Task to carry out: Copy out each line of the listing below that contains the word "Default".

The input:
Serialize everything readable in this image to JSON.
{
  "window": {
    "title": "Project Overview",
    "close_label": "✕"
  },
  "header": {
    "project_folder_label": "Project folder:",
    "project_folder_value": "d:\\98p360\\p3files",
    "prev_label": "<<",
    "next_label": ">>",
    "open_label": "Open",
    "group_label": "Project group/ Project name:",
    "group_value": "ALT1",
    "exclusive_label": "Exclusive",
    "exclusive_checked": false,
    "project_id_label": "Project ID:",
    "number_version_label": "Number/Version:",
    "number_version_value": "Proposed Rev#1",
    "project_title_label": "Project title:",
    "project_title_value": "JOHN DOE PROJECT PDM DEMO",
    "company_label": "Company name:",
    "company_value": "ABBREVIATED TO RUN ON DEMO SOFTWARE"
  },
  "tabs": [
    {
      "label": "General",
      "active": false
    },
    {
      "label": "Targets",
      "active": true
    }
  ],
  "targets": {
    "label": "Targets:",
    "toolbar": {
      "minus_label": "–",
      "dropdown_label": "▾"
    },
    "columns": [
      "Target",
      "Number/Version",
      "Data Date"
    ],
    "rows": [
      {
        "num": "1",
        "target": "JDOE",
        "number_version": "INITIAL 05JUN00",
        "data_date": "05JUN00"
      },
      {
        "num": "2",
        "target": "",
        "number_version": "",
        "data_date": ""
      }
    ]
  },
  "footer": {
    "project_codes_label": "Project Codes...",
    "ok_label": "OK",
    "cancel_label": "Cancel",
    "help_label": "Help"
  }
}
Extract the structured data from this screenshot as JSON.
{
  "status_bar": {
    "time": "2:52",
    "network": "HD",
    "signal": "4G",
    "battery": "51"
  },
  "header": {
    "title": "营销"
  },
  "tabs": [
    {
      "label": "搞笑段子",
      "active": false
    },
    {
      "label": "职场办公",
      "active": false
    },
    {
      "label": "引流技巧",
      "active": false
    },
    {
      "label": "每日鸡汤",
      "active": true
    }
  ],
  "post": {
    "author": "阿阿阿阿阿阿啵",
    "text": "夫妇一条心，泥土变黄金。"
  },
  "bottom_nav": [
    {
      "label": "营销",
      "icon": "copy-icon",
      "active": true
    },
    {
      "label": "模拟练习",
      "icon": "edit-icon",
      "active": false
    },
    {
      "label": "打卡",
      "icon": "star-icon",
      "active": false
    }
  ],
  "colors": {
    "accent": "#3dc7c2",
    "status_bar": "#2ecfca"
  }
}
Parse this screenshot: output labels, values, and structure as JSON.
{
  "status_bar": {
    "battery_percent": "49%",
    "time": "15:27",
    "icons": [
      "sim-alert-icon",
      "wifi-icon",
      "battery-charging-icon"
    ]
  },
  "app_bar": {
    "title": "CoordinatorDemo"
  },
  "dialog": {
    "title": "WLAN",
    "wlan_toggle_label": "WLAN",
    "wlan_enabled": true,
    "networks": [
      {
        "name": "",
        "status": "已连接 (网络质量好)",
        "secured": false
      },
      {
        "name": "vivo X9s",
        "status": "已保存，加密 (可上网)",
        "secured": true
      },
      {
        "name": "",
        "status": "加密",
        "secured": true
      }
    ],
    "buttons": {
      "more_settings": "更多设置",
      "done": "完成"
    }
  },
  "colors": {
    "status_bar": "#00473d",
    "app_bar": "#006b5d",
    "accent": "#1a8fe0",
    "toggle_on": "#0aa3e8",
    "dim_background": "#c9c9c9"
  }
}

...

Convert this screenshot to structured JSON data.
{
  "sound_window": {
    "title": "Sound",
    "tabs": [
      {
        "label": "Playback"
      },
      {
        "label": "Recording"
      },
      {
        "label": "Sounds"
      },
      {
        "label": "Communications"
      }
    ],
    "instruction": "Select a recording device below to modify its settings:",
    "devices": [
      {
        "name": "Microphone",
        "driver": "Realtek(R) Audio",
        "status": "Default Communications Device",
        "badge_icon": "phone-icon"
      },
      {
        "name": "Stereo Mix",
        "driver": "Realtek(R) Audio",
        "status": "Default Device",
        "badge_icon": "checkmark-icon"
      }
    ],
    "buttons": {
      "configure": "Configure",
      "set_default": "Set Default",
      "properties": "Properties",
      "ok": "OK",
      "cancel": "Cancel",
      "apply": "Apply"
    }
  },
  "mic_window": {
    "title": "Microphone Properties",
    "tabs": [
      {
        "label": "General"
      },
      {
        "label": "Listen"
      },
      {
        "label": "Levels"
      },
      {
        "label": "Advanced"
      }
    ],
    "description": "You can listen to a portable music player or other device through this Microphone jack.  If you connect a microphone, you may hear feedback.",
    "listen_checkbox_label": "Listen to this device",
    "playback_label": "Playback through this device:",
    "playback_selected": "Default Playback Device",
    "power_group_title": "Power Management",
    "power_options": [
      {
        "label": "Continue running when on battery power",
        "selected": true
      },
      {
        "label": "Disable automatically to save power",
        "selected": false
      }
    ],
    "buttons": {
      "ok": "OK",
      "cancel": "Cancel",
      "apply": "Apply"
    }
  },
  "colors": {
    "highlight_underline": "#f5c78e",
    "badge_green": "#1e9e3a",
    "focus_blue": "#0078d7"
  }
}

Answer box:
        "status": "Default Communications Device",
        "status": "Default Device",
      "set_default": "Set Default",
    "playback_selected": "Default Playback Device",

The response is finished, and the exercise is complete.